Let's Go ABC! Things That Go, from A to Z

Let’s Go ABC! Things That Go, from A to Z

 

 

 

 

 

 

 

 

Let’s Go ABC! Things That Go, from A to Z

Rhonda Gowler Greene

Daniel Kirk

Bloomsbury, 2018

40pp., hbk., RRP $A19.99

9780802735096

Need to get from here to there?

We can take you – anywhere!

On land or track, in air or sea,

we’re transportation – A to Z.

A cast of quirky animals takes readers for a fun ride on all sorts of vehicles – some familiar, some not-so – in this rollicking rhyme about things that go.  Rather than the typical alphabet book of matching letters and pictures, this one has a rhyme full of information about each vehicle that is presented by the vehicle itself.  Each vehicle is ‘driven’ by a creature whose name starts with the same letter as the transport – the koala and kangaroo are in charge of the kayak – so young readers will have fun, and perhaps be challenged by, naming the drivers (and passengers) while also finding other items beginning with the same letter in the illustrations.  The endpapers are a treat offering the entire alphabet on a large truck so little ones can test their knowledge while the last page is a surprise!

They can begin early classification activities by sorting the vehicles into land, sea or air or even by the way they are propelled. perhaps suggesting others that are not featured in the book.  Or they might start with the creatures they know and make suggestions about the mode of transport they would be in charge of.

Despite its slightly American bias (which most young readers just accept anyway), this is an enjoyable read that will have early readers returning to again and again as not only is there something new to find each time which encourages attention to the detail in the pictures, but it allows them to read it for themselves without an adult present – a critical aspect of early reading behaviour that instils confidence and an expectation of success. 
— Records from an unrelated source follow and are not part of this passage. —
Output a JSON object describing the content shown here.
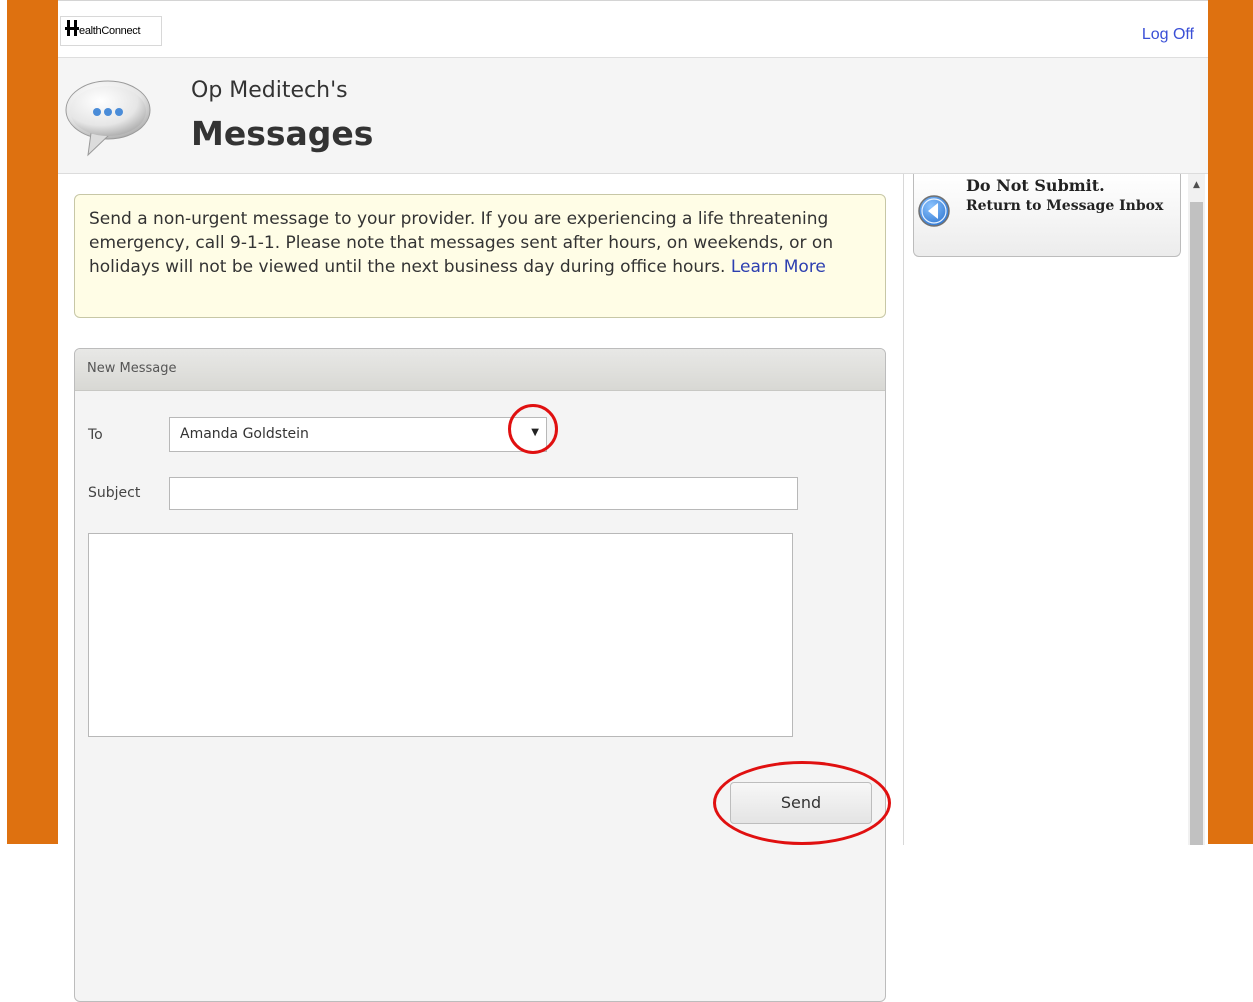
{
  "brand": {
    "logo_text": "ealthConnect"
  },
  "topbar": {
    "logoff_label": "Log Off"
  },
  "header": {
    "owner": "Op Meditech's",
    "title": "Messages"
  },
  "notice": {
    "text": "Send a non-urgent message to your provider. If you are experiencing a life threatening emergency, call 9-1-1. Please note that messages sent after hours, on weekends, or on holidays will not be viewed until the next business day during office hours.",
    "link_label": "Learn More"
  },
  "form": {
    "panel_title": "New Message",
    "to_label": "To",
    "to_value": "Amanda Goldstein",
    "subject_label": "Subject",
    "subject_value": "",
    "body_value": "",
    "send_label": "Send"
  },
  "sidebar": {
    "return_title": "Do Not Submit.",
    "return_subtitle": "Return to Message Inbox"
  },
  "colors": {
    "frame": "#de7110",
    "link": "#3a4fd6",
    "notice_bg": "#fffde6",
    "highlight_ring": "#e01010",
    "arrow_icon": "#3d8fe0"
  },
  "icons": [
    "healthconnect-logo-icon",
    "speech-bubble-icon",
    "dropdown-caret-icon",
    "back-arrow-icon",
    "scroll-up-icon"
  ]
}
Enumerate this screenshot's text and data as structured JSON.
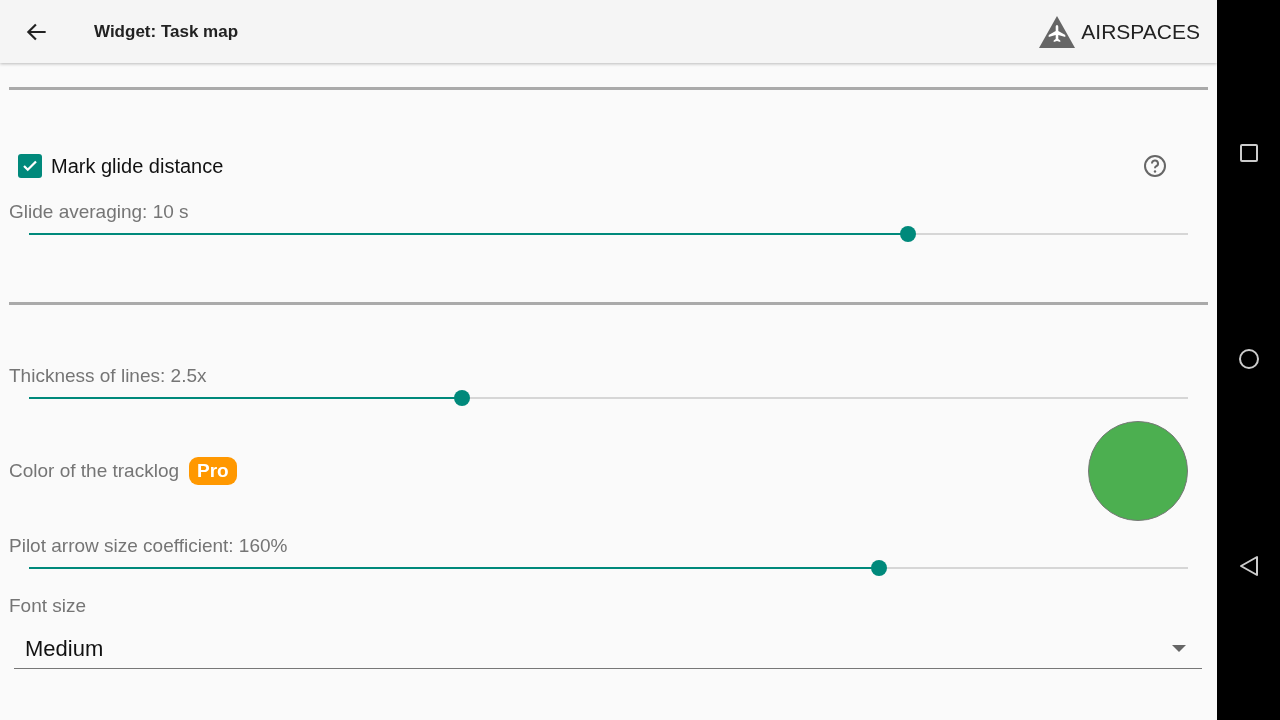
{
  "header": {
    "title": "Widget: Task map",
    "logo_text": "AIRSPACES"
  },
  "sections": [
    {
      "items": [
        {
          "kind": "checkbox",
          "label": "Mark glide distance",
          "checked": true
        },
        {
          "kind": "slider",
          "label": "Glide averaging: 10 s",
          "level": 0.758
        }
      ]
    },
    {
      "items": [
        {
          "kind": "slider",
          "label": "Thickness of lines: 2.5x",
          "level": 0.374
        },
        {
          "kind": "color",
          "label": "Color of the tracklog",
          "badge": "Pro",
          "color": "#4caf50"
        },
        {
          "kind": "slider",
          "label": "Pilot arrow size coefficient: 160%",
          "level": 0.733
        },
        {
          "kind": "dropdown",
          "label": "Font size",
          "value": "Medium"
        }
      ]
    }
  ]
}
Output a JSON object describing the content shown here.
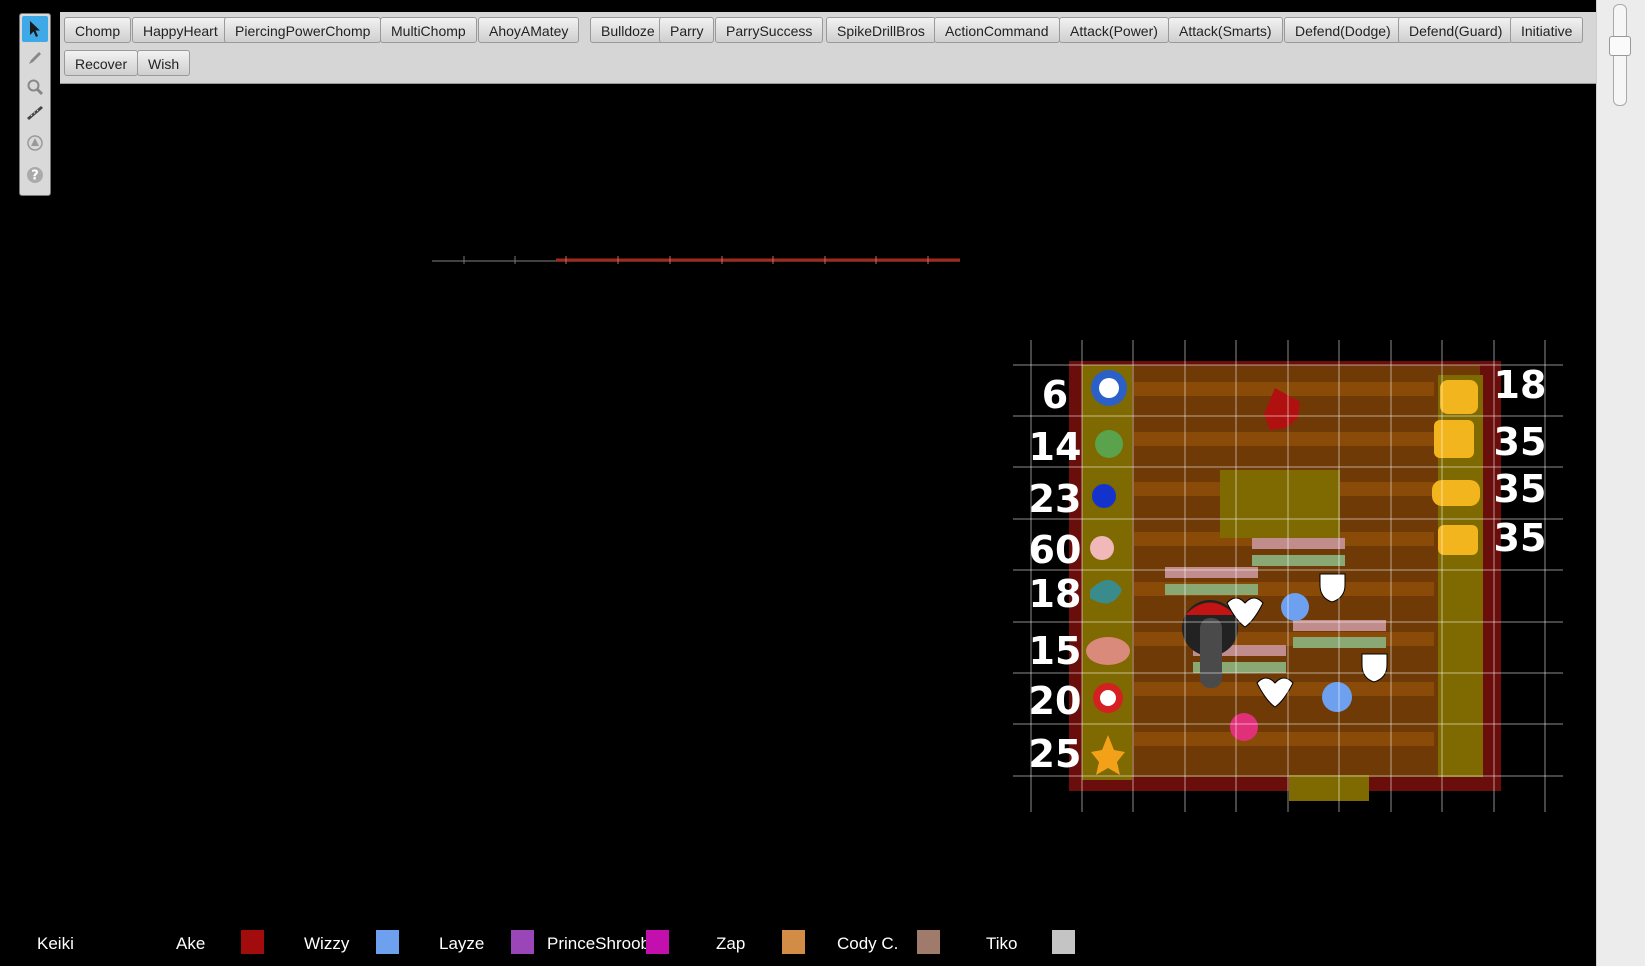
{
  "toolbar": {
    "tools": [
      {
        "name": "select-tool-icon",
        "active": true
      },
      {
        "name": "draw-tool-icon",
        "active": false
      },
      {
        "name": "zoom-tool-icon",
        "active": false
      },
      {
        "name": "measure-ruler-icon",
        "active": false
      },
      {
        "name": "fog-tool-icon",
        "active": false
      },
      {
        "name": "help-icon",
        "active": false
      }
    ]
  },
  "macros": [
    "Chomp",
    "HappyHeart",
    "PiercingPowerChomp",
    "MultiChomp",
    "AhoyAMatey",
    "Bulldoze",
    "Parry",
    "ParrySuccess",
    "SpikeDrillBros",
    "ActionCommand",
    "Attack(Power)",
    "Attack(Smarts)",
    "Defend(Dodge)",
    "Defend(Guard)",
    "Initiative",
    "Recover",
    "Wish"
  ],
  "map": {
    "left_numbers": [
      "6",
      "14",
      "23",
      "60",
      "18",
      "15",
      "20",
      "25"
    ],
    "right_numbers": [
      "18",
      "35",
      "35",
      "35"
    ]
  },
  "players": [
    {
      "name": "Keiki",
      "color": null
    },
    {
      "name": "Ake",
      "color": "#a30c0c"
    },
    {
      "name": "Wizzy",
      "color": "#6da1f0"
    },
    {
      "name": "Layze",
      "color": "#9b46b8"
    },
    {
      "name": "PrinceShroob",
      "color": "#c20fae"
    },
    {
      "name": "Zap",
      "color": "#d28c45"
    },
    {
      "name": "Cody C.",
      "color": "#a07a6a"
    },
    {
      "name": "Tiko",
      "color": "#c4c4c4"
    }
  ],
  "colors": {
    "map_floor": "#6f3a06",
    "map_border": "#6a0e0b",
    "highlight": "#7e6a00",
    "grid": "#ffffff"
  }
}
A book that offers so much more than it first appears – if you have early readers or those learning English as another language, it would be a worthwhile investment.